The construction project used the plans laid out by the first architect in order to preserve the harmonious aspect of the cathedral. Work began first on the nave and by 1220 the main structure was complete, with the old crypt, the west towers and the west facade incorporated into the new building. On October 24, 1260, the cathedral was finally dedicated in the presence of King Louis IX and his family. Chartres Cathedral was never destroyed nor looted during the French Revolution and the numerous restorations never have altered its glorious beauty. It always stayed the same: a great triumph of Gothic art.
Not only is Chartres Cathedral one of the greatest achievements in the history of architecture, it is almost perfectly preserved in its original design and details. In addition to its architectural splendor, Chartres Cathedral has been a major pilgrimage destination since the early Middle Ages. Its venerable history, exquisitely preserved architecture, and centuries of fervent devotion make for an atmosphere of awe and holiness that impresses even the most nonreligious of visitors.
The cathedral was added to UNESCO's list of World Heritage Sites in 1979.References:

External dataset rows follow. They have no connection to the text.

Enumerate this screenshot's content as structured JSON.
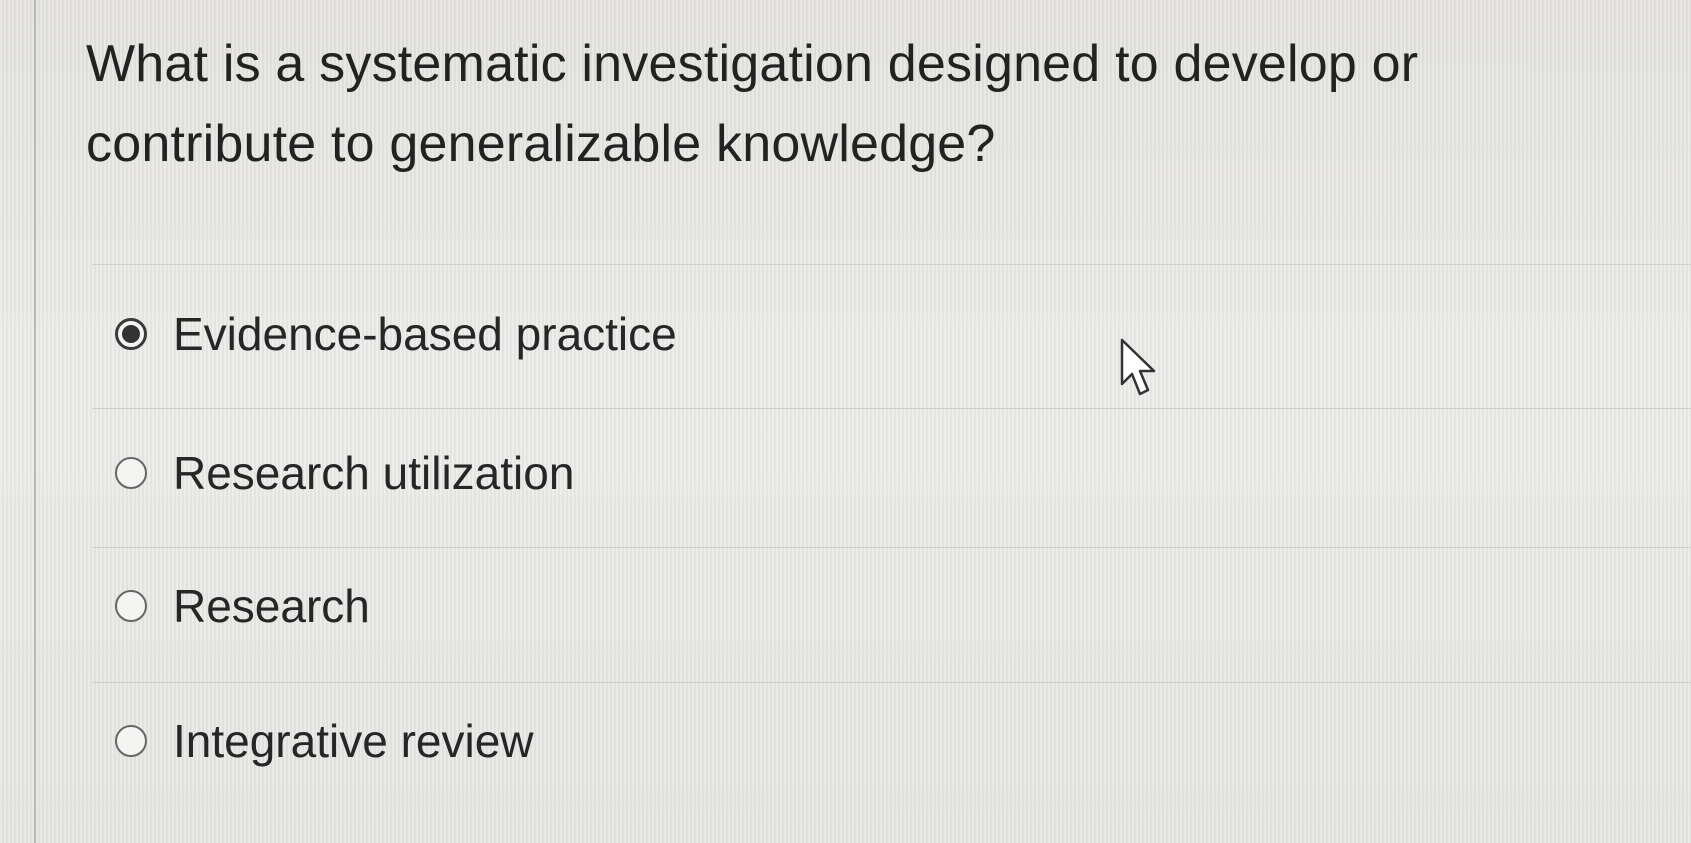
{
  "question": {
    "text": "What is a systematic investigation designed to develop or contribute to generalizable knowledge?"
  },
  "options": [
    {
      "label": "Evidence-based practice",
      "selected": true
    },
    {
      "label": "Research utilization",
      "selected": false
    },
    {
      "label": "Research",
      "selected": false
    },
    {
      "label": "Integrative review",
      "selected": false
    }
  ],
  "colors": {
    "background": "#e6e6e2",
    "text": "#222222",
    "radio_border": "#666666",
    "divider": "#cfcfcb"
  },
  "icons": {
    "cursor": "mouse-pointer-icon",
    "radio_selected": "radio-selected-icon",
    "radio_unselected": "radio-unselected-icon"
  }
}
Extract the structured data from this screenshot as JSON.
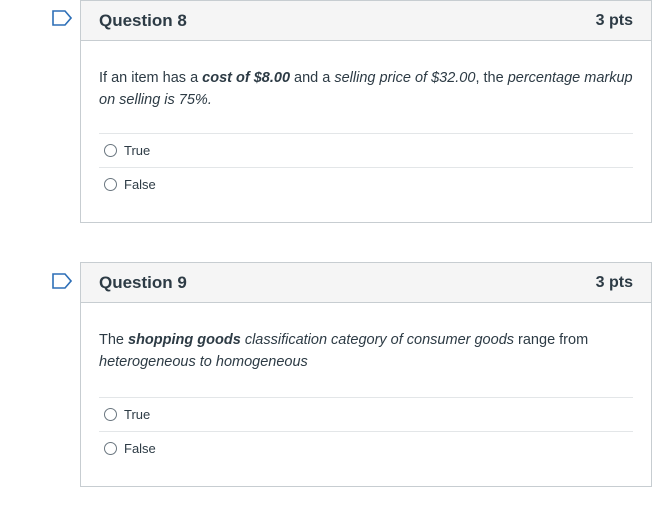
{
  "questions": [
    {
      "title": "Question 8",
      "points": "3 pts",
      "text_parts": {
        "p1": "If an item has a ",
        "p2": "cost of $8.00",
        "p3": " and a ",
        "p4": "selling price of $32.00",
        "p5": ", the ",
        "p6": "percentage markup on selling is 75%."
      },
      "answers": [
        "True",
        "False"
      ]
    },
    {
      "title": "Question 9",
      "points": "3 pts",
      "text_parts": {
        "p1": "The ",
        "p2": "shopping goods",
        "p3": " ",
        "p4": "classification category of consumer goods",
        "p5": " range from ",
        "p6": "heterogeneous to homogeneous"
      },
      "answers": [
        "True",
        "False"
      ]
    }
  ],
  "icons": {
    "flag": "flag-question-icon",
    "radio": "radio-button-icon"
  },
  "colors": {
    "header_bg": "#f5f5f5",
    "border": "#c7cdd1",
    "text": "#2d3b45"
  }
}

The Old Town in Aarhus, Denmark (Den Gamle By), is an open-air town museum consisting of 75 historical buildings collected from 20 townships in all parts of the country. In 1914 the museum opened as the world's first open-air museum of its kind, concentrating on town culture rather than village culture, and to this day it remains one of just a few top rated Danish museums outside Copenhagen.
The museum buildings are organized into a small town of chiefly half-timbered structures originally erected between 1550 and the late 19th century in various parts of the country and later moved to Aarhus during the 20th century. In all there are some 27 rooms, chambers or kitchens, 34 workshops, 10 groceries or shops, 5 historical gardens, a post office, a customs office, a school and a theatre.
The town itself is the main attraction but most buildings are open for visitors; rooms are either decorated in the original historical style or organized into larger exhibits of which there are 5 regular with varying themes. There are several groceries, diners and workshops spread throughout the town with museum staff working in the roles of town figures i.e. merchant, blacksmith etc. adding to the illusion of a 'living' town.